▸ **What is being asked**
Within the data that follows, how many lines carry the string "kind"? Give the number alone.

▸ **Available data**
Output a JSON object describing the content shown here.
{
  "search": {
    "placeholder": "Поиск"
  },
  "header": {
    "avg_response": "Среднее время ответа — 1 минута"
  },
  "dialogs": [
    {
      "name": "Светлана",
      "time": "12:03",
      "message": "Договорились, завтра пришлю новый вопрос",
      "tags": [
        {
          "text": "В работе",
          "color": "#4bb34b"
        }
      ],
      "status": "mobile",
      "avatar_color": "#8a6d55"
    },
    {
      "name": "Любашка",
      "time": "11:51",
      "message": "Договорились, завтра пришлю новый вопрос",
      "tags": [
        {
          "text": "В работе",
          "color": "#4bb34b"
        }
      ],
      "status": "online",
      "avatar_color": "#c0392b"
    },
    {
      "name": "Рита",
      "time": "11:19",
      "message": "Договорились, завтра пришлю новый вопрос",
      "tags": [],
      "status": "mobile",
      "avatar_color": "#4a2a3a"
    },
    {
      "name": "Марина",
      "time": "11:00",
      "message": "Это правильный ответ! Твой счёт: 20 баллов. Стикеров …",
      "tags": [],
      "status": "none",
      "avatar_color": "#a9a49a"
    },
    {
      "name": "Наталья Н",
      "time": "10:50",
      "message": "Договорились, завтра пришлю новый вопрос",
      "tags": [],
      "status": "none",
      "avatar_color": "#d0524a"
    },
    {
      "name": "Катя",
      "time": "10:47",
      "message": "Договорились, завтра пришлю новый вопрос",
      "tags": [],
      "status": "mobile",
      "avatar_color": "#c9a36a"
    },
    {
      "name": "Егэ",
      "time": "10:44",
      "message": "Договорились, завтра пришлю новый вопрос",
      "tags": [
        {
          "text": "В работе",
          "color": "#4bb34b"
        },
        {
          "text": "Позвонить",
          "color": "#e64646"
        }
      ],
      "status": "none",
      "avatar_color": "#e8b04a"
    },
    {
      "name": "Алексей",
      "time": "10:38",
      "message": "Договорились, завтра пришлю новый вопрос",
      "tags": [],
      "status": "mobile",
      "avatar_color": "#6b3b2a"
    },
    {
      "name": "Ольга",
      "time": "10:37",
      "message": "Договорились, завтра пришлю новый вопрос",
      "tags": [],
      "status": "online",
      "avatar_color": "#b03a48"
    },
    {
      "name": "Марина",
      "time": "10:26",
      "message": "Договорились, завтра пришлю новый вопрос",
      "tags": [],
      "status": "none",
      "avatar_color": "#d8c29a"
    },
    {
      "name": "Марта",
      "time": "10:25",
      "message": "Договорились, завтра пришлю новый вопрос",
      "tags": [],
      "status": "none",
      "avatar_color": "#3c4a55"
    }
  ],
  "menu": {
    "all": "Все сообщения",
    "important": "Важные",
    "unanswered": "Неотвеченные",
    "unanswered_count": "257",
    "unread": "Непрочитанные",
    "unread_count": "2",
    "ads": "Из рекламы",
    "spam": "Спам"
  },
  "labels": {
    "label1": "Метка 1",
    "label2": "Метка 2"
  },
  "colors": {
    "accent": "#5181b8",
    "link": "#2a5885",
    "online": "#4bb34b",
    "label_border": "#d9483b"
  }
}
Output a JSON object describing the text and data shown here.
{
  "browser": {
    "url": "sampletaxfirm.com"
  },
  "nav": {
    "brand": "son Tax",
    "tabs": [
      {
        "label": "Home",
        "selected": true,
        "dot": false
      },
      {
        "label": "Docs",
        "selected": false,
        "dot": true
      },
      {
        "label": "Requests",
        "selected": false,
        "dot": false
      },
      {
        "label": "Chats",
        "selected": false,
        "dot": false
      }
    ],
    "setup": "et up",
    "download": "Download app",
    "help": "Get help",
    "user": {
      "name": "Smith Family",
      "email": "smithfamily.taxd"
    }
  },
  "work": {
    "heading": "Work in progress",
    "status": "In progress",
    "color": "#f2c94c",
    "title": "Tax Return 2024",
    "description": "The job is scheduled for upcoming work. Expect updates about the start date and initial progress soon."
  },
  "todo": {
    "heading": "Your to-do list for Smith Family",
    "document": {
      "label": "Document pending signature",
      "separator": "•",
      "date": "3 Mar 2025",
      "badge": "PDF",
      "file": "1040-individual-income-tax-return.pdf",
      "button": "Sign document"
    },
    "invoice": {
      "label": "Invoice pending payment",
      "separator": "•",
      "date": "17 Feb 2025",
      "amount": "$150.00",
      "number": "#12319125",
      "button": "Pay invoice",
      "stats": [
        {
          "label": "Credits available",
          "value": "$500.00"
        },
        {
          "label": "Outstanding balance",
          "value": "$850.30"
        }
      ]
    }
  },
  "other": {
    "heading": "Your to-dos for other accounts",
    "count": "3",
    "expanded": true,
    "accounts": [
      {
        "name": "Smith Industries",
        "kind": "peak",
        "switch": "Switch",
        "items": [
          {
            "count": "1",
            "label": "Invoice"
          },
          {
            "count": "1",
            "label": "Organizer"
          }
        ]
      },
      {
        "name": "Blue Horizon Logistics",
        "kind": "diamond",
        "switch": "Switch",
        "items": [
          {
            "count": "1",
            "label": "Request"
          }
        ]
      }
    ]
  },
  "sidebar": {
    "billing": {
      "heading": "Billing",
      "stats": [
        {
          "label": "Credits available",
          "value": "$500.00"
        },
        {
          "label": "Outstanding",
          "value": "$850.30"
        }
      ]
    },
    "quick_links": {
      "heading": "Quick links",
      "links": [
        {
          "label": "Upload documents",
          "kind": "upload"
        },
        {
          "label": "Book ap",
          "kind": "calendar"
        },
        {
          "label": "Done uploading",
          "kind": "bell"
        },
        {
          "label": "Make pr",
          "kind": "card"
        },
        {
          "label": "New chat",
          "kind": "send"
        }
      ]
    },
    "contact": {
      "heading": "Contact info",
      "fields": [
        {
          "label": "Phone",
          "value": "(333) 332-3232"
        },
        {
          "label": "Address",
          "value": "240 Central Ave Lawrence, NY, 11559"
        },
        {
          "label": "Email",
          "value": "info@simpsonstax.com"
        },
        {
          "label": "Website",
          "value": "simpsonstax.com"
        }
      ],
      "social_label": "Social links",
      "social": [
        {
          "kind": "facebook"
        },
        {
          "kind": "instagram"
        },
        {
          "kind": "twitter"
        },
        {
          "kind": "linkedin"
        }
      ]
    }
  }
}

▸ **Answer to the problem**
11